── DATASET ENTRIES

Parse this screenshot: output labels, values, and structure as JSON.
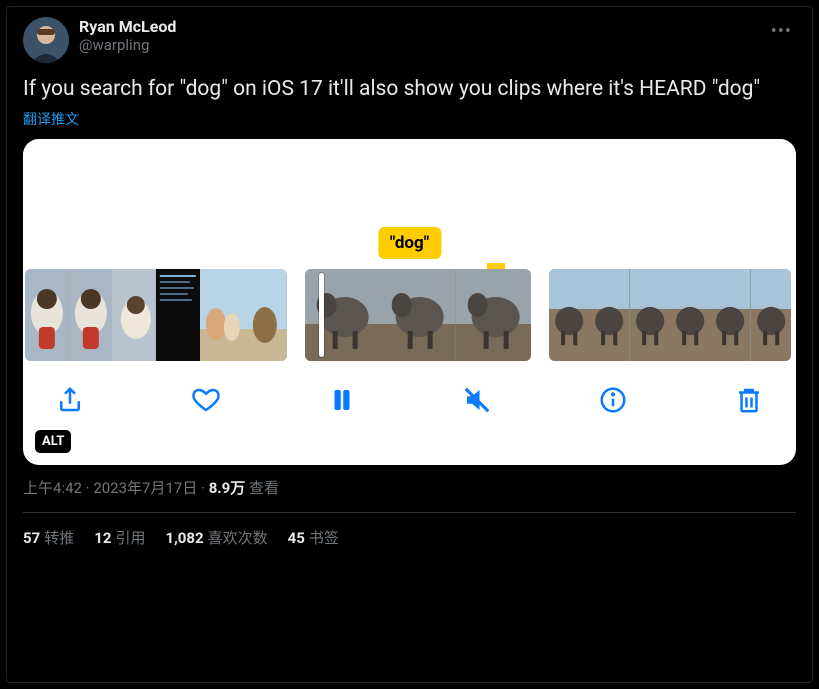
{
  "author": {
    "display_name": "Ryan McLeod",
    "handle": "@warpling"
  },
  "tweet_text": "If you search for \"dog\" on iOS 17 it'll also show you clips where it's HEARD \"dog\"",
  "translate_label": "翻译推文",
  "media": {
    "badge_text": "\"dog\"",
    "alt_label": "ALT",
    "controls": {
      "share": "share",
      "like": "like",
      "pause": "pause",
      "mute": "mute",
      "info": "info",
      "trash": "trash"
    }
  },
  "meta": {
    "time": "上午4:42",
    "sep1": " · ",
    "date": "2023年7月17日",
    "sep2": " · ",
    "views_num": "8.9万",
    "views_label": " 查看"
  },
  "stats": {
    "retweets_num": "57",
    "retweets_label": "转推",
    "quotes_num": "12",
    "quotes_label": "引用",
    "likes_num": "1,082",
    "likes_label": "喜欢次数",
    "bookmarks_num": "45",
    "bookmarks_label": "书签"
  }
}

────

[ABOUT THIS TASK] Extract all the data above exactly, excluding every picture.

[ANSWER BELOW]
Parse this screenshot: output labels, values, and structure as JSON.
{
  "author": {
    "display_name": "Ryan McLeod",
    "handle": "@warpling"
  },
  "tweet_text": "If you search for \"dog\" on iOS 17 it'll also show you clips where it's HEARD \"dog\"",
  "translate_label": "翻译推文",
  "media": {
    "badge_text": "\"dog\"",
    "alt_label": "ALT",
    "controls": {
      "share": "share",
      "like": "like",
      "pause": "pause",
      "mute": "mute",
      "info": "info",
      "trash": "trash"
    }
  },
  "meta": {
    "time": "上午4:42",
    "sep1": " · ",
    "date": "2023年7月17日",
    "sep2": " · ",
    "views_num": "8.9万",
    "views_label": " 查看"
  },
  "stats": {
    "retweets_num": "57",
    "retweets_label": "转推",
    "quotes_num": "12",
    "quotes_label": "引用",
    "likes_num": "1,082",
    "likes_label": "喜欢次数",
    "bookmarks_num": "45",
    "bookmarks_label": "书签"
  }
}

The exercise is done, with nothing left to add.